## Task to carry out
For each line below that holds "chevron", return the line as it stands.

## Supplied information
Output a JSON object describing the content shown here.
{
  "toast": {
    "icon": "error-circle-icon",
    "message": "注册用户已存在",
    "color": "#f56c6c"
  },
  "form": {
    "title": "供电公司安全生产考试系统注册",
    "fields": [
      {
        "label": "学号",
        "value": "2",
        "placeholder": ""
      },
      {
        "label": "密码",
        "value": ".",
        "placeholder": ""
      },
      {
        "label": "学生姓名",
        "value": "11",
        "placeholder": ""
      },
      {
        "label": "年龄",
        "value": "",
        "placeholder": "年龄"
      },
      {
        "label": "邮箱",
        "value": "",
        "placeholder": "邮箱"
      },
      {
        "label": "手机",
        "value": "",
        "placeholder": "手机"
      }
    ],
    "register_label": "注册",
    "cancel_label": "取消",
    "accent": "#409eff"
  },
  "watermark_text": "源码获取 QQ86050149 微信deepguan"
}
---
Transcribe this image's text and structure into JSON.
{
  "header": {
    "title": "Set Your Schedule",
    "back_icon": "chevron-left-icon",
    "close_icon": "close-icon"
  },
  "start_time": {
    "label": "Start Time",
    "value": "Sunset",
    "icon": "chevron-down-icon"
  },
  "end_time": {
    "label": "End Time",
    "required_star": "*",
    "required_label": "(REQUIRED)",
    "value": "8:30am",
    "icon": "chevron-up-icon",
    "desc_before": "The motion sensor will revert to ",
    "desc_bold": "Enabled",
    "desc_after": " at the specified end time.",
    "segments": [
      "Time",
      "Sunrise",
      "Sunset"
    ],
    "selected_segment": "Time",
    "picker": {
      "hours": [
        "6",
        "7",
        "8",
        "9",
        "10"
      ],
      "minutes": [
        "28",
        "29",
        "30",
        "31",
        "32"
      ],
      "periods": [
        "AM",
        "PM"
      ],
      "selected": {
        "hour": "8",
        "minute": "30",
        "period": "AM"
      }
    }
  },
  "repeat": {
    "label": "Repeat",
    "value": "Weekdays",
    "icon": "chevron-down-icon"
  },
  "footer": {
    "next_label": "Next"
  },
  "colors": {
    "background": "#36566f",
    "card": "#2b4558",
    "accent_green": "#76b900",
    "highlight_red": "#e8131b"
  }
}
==
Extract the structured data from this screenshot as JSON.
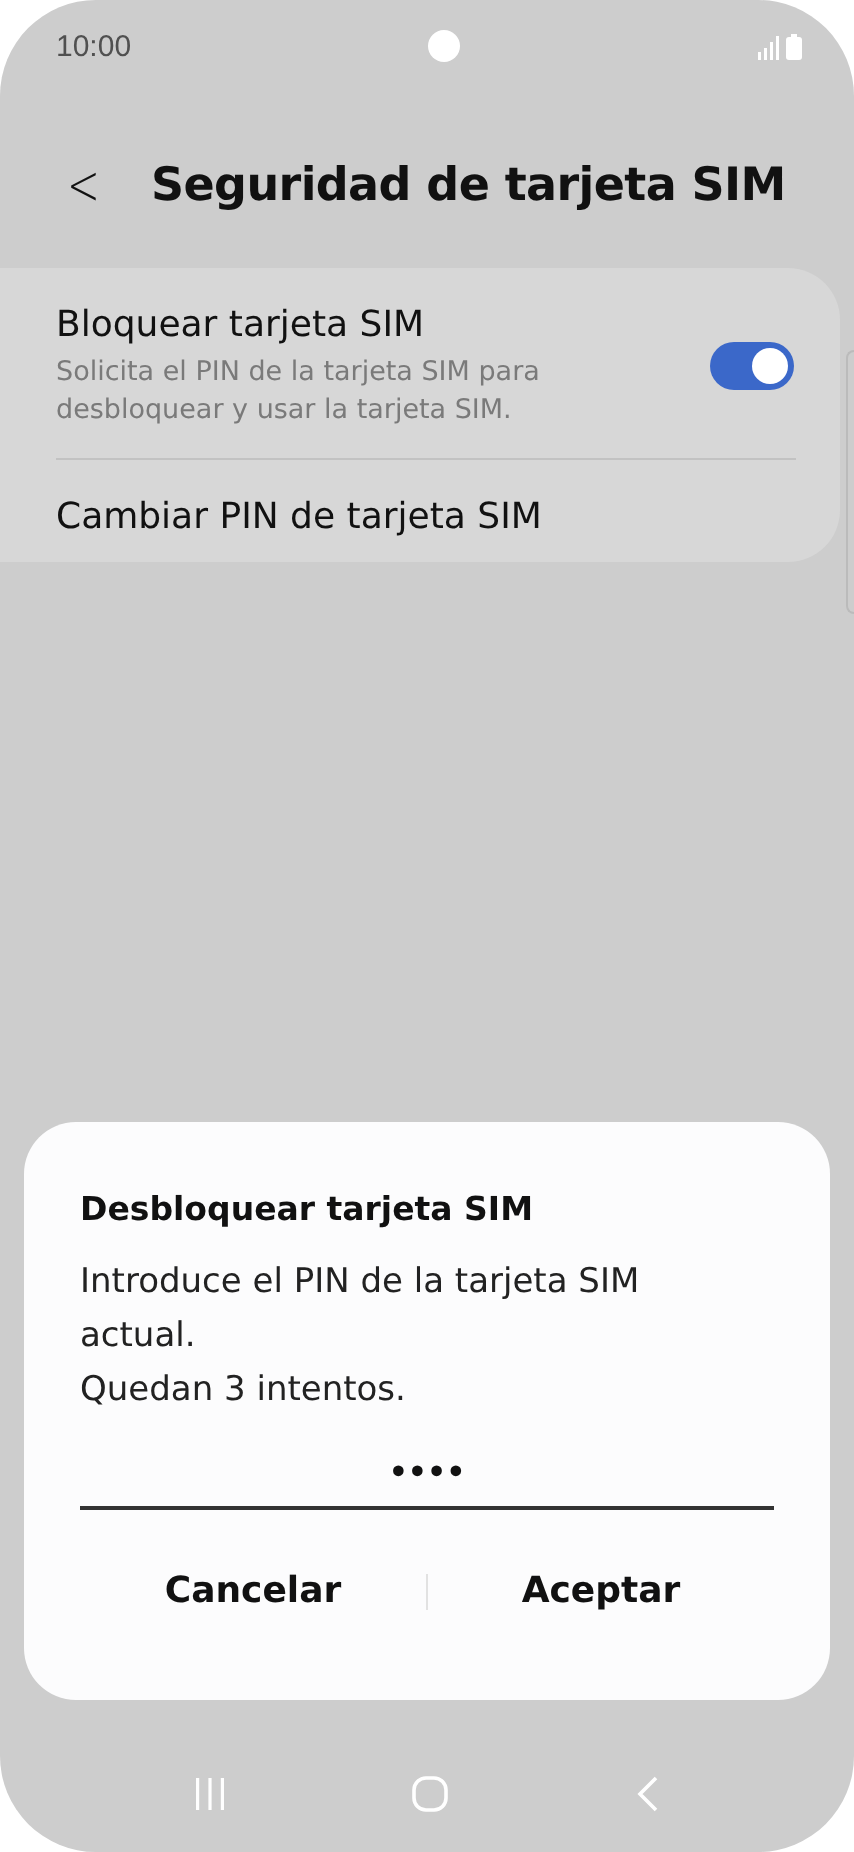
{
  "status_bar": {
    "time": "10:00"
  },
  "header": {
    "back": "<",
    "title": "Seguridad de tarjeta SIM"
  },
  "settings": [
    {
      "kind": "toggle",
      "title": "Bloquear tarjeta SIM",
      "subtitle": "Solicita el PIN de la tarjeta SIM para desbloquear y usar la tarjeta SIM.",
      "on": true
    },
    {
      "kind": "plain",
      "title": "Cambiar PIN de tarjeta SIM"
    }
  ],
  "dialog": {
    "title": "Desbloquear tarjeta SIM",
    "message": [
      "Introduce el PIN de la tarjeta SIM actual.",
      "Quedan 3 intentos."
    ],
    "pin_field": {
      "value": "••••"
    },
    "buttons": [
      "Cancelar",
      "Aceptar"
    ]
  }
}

## Answer box
    "back_icon": "chevron-left-icon",
    "icon": "chevron-down-icon"
    "icon": "chevron-up-icon",
    "icon": "chevron-down-icon"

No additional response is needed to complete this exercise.